**WHAT IS EXPECTED**
Count every line below that holds "اومده". The answer is the number alone.

=== PROVIDED RECORDS ===

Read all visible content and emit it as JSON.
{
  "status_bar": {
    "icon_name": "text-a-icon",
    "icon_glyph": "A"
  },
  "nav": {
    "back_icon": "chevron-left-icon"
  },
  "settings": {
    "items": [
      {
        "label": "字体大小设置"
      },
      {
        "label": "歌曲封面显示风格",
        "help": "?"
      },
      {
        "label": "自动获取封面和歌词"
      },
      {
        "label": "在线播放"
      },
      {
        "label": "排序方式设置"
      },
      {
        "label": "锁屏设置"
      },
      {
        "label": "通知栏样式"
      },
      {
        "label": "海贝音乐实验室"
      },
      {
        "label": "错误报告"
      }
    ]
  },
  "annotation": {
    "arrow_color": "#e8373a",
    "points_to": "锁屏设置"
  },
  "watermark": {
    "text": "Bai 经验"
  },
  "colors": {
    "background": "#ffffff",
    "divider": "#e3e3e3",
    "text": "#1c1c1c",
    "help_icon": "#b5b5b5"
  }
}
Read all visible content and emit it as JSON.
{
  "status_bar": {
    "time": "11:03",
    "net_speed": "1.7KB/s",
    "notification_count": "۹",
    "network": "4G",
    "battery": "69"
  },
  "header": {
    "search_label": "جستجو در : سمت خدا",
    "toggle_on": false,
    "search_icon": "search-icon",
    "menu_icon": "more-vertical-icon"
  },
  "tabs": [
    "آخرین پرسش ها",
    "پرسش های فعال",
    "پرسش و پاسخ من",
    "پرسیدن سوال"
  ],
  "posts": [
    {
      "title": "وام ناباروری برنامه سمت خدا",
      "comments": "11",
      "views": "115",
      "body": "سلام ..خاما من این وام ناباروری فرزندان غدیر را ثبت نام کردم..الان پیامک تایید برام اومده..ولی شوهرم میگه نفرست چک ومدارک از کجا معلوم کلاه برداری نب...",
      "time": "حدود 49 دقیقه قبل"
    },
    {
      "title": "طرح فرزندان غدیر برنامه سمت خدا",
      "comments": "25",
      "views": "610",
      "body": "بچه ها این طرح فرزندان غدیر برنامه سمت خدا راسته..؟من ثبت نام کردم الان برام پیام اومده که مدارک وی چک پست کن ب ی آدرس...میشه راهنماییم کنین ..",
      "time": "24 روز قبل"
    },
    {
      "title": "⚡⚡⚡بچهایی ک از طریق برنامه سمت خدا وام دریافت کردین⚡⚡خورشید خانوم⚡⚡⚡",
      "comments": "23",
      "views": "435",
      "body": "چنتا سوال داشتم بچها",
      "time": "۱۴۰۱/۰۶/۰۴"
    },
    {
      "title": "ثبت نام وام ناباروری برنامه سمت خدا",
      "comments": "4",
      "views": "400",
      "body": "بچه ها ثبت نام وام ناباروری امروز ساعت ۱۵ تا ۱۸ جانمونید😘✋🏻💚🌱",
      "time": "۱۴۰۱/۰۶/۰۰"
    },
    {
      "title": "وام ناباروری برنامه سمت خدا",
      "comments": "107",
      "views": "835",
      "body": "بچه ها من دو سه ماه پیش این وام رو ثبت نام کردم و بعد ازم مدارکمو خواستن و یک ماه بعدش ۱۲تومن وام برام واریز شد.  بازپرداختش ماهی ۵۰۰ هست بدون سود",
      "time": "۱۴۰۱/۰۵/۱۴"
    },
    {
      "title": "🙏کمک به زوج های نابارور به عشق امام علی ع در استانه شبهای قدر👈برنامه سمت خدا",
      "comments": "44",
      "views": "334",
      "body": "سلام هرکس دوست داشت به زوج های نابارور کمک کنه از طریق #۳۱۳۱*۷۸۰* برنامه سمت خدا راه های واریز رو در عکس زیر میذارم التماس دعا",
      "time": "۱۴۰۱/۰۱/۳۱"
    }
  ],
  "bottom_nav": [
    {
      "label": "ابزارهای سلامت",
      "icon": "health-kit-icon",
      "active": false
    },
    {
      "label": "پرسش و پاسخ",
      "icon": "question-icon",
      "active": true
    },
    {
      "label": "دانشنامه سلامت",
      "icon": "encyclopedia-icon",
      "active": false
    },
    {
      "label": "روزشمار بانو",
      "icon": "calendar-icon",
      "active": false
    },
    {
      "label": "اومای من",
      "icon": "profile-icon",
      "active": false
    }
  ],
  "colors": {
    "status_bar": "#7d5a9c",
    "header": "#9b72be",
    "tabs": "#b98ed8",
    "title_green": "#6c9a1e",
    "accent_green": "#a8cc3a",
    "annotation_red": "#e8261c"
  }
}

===

**OUTPUT**
2